JED and Kognito Report Reveals College Faculty and Students Do Not Feel Prepared to Notice and Help Students In Psychological Distress
October 4, 2017
A survey of 14,584 faculty and staff members and 51,294 undergraduate students in 100+ U.S. colleges and universities found that more than half don’t feel adequately prepared to recognize, approach or recommend support services to students experiencing psychological distress – including depression, anxiety, and thoughts of suicide. A report about the survey results, co-authored by The Jed Foundation (JED), a non-profit that exists to protect emotional health and prevent suicide for teens and young adults, and Kognito, a health simulation company, also revealed that more than 87% of participants say that it is part of their role as faculty, staff, or student to connect those at-risk students with mental health support services.
“We know that young people are likely to turn to friends and trusted adults such as parents and faculty when they are in distress,” said Dr. Victor Schwartz, JED Chief Medical Officer. “Thus, it is very important that faculty, staff and fellow students feel comfortable having a conversation about mental health and where young people can turn to seek help.”
The survey also found that:
- 52% or more did not recognize ANY student exhibiting signs of psychological distress in the months prior to the survey.
- 60% or more did not approach or refer ANY student exhibiting signs of psychological distress to mental health support services.
These findings are concerning considering that national data shows that nearly 1 out of every 3 college students has experienced some form of mental illness and that many college students who either contemplate or attempt suicide tell someone or show clear warning signs.
The survey participants completed the survey as the first step in taking Kognito’s evidence-based and interactive mental health simulation entitled “At-Risk” which was purchased by their institution to educate faculty, staff and students about mental health and how to speak with and help connect students experiencing psychological distress with support services.
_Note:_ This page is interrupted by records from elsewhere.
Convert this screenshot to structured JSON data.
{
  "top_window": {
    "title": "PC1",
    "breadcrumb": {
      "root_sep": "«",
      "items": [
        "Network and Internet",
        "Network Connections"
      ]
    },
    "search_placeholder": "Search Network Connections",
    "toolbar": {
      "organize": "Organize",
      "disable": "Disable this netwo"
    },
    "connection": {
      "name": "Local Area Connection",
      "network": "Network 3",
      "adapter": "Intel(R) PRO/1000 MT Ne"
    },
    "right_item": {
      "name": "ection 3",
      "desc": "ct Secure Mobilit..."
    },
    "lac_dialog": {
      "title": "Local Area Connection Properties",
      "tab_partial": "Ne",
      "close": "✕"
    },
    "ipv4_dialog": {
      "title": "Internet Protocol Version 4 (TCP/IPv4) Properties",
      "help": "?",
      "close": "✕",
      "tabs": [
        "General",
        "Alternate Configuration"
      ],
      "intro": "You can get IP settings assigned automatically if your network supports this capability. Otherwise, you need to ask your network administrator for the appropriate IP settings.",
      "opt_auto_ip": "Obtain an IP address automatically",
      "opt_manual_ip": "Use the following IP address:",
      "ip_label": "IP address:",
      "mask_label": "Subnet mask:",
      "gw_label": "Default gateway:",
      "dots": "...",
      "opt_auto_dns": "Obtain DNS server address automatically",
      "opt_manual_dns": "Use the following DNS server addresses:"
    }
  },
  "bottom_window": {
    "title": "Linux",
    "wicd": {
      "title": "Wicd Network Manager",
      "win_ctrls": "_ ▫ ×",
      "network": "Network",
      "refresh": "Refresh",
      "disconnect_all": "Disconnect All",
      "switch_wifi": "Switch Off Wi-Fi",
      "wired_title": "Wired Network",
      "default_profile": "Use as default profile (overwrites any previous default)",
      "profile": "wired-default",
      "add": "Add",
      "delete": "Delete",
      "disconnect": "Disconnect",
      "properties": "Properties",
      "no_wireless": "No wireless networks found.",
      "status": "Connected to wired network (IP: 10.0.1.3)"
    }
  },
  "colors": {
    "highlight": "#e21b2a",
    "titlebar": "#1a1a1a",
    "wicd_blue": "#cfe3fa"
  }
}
“As a company that provides mental health training simulations to faculty, staff, and students, it is encouraging to see that more 87% of these users recognize that supporting fellow students experiencing psychological distress is part of their role,” said Glenn Albright, Ph.D., co-founder and Director of Research at Kognito. “This means that schools have the opportunity to leverage an engaged audience on campus to take an active role in reducing stigma about seeking help and connecting students with support services before it has an adverse impact on their health, academic performance, and retention rates.”
Kognito is a developer of role-play simulations designed to prepare people to lead conversations in real life that improve social, emotional and physical health. Kognito’s suite of mental health simulations for higher education institutions has been adopted by 300 schools to educate faculty, staff, and students about mental health and how to recognize, approach, and connect students experiencing psychological distress with support services. Kognito is the only company with health simulations listed in the National Registry of Evidence-Based Programs and Practices. Learn more at http://www.kognito.com.